### WORK TO BE COMPLETED
Pull every line holding the word "JSON" out of the data and copy it.

### RECORDS PROVIDED
Segment Open
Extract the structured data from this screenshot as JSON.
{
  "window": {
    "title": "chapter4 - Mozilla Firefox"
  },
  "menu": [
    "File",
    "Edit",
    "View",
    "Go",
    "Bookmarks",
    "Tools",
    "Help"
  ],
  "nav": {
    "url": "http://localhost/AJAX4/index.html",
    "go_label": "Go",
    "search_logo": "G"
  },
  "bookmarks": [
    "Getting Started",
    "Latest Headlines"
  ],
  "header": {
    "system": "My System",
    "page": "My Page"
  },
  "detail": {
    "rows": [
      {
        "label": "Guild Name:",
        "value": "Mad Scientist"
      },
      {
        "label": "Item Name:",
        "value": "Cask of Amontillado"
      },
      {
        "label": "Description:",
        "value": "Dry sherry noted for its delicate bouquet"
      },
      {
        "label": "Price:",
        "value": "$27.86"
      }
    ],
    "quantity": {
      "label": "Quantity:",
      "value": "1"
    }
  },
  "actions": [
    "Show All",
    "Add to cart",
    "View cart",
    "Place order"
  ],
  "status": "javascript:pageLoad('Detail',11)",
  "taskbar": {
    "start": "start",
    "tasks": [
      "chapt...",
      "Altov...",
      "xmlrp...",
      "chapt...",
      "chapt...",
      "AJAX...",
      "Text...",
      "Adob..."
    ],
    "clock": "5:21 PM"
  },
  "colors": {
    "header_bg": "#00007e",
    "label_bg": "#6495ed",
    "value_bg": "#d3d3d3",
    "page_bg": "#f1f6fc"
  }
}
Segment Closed
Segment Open
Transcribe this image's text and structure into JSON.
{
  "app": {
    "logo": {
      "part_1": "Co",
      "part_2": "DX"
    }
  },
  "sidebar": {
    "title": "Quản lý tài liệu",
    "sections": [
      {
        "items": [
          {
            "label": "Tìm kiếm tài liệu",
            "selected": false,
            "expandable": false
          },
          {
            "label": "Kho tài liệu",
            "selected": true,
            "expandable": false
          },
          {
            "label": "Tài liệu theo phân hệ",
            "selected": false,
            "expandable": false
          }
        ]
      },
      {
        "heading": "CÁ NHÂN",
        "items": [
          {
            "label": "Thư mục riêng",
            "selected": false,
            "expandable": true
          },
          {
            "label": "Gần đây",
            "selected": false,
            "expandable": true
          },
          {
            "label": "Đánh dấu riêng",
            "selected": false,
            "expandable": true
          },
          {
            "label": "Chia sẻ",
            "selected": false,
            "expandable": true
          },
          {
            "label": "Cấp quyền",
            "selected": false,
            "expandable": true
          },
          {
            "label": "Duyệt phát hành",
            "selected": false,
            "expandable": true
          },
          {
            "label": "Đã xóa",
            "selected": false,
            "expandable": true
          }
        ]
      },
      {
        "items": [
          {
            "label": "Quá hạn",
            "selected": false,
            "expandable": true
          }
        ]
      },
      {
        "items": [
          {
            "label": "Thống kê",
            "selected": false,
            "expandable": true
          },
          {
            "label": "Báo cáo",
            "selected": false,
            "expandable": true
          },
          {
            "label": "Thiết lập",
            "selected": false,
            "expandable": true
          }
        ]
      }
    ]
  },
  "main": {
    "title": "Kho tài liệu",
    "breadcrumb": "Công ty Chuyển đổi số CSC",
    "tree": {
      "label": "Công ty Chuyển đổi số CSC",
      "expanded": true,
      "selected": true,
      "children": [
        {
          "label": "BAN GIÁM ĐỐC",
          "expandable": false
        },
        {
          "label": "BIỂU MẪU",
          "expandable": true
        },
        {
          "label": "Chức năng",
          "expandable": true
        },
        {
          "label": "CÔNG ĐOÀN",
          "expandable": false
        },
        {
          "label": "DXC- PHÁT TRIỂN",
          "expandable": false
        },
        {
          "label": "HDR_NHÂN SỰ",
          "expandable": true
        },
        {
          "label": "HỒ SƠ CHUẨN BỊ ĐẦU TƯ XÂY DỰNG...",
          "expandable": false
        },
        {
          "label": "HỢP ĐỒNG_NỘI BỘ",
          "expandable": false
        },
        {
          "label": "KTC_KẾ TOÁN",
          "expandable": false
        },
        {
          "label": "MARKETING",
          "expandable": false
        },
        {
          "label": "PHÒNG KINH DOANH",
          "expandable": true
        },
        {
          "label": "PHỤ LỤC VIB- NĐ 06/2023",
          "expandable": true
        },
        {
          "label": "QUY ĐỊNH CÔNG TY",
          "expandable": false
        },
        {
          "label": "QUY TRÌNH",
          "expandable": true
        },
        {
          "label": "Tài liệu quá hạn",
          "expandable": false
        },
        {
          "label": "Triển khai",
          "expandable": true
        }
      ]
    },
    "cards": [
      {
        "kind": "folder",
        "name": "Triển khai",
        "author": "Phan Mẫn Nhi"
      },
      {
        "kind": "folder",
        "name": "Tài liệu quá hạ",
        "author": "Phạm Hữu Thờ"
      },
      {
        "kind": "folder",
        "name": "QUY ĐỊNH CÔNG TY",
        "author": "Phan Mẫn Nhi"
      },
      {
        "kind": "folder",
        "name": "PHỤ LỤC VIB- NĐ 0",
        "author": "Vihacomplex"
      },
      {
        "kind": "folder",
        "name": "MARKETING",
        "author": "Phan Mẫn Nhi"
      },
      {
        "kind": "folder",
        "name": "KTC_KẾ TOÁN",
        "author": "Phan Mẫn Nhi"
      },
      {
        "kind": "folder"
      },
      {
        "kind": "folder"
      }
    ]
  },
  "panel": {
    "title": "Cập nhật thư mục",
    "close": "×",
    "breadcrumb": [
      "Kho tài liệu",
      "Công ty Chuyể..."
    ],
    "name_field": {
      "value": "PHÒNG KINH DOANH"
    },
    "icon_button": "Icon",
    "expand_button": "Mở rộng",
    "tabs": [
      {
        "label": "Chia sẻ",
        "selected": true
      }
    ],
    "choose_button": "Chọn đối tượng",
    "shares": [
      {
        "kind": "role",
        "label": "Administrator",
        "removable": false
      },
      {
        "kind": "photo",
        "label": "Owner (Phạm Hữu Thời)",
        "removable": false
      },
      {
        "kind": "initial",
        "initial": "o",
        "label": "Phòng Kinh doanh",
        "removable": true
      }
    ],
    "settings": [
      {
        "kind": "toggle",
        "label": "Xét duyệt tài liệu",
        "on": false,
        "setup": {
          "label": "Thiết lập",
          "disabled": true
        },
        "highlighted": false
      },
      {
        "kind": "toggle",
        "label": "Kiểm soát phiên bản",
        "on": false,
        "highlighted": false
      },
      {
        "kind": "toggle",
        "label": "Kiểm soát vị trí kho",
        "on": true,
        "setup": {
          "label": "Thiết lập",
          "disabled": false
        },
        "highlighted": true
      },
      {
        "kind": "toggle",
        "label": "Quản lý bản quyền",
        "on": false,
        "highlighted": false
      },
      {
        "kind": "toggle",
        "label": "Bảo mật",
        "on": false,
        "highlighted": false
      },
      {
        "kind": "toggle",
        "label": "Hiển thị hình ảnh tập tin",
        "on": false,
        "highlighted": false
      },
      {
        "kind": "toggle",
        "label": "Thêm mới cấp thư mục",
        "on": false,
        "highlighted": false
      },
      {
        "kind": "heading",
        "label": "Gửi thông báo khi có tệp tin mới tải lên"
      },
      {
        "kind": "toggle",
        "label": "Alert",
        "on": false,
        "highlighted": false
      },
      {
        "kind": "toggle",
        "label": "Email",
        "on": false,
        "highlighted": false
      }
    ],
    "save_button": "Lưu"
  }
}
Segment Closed
### RESULT OF THE TASK
Extract the structured data from this screenshot as JSON.
Transcribe this image's text and structure into JSON.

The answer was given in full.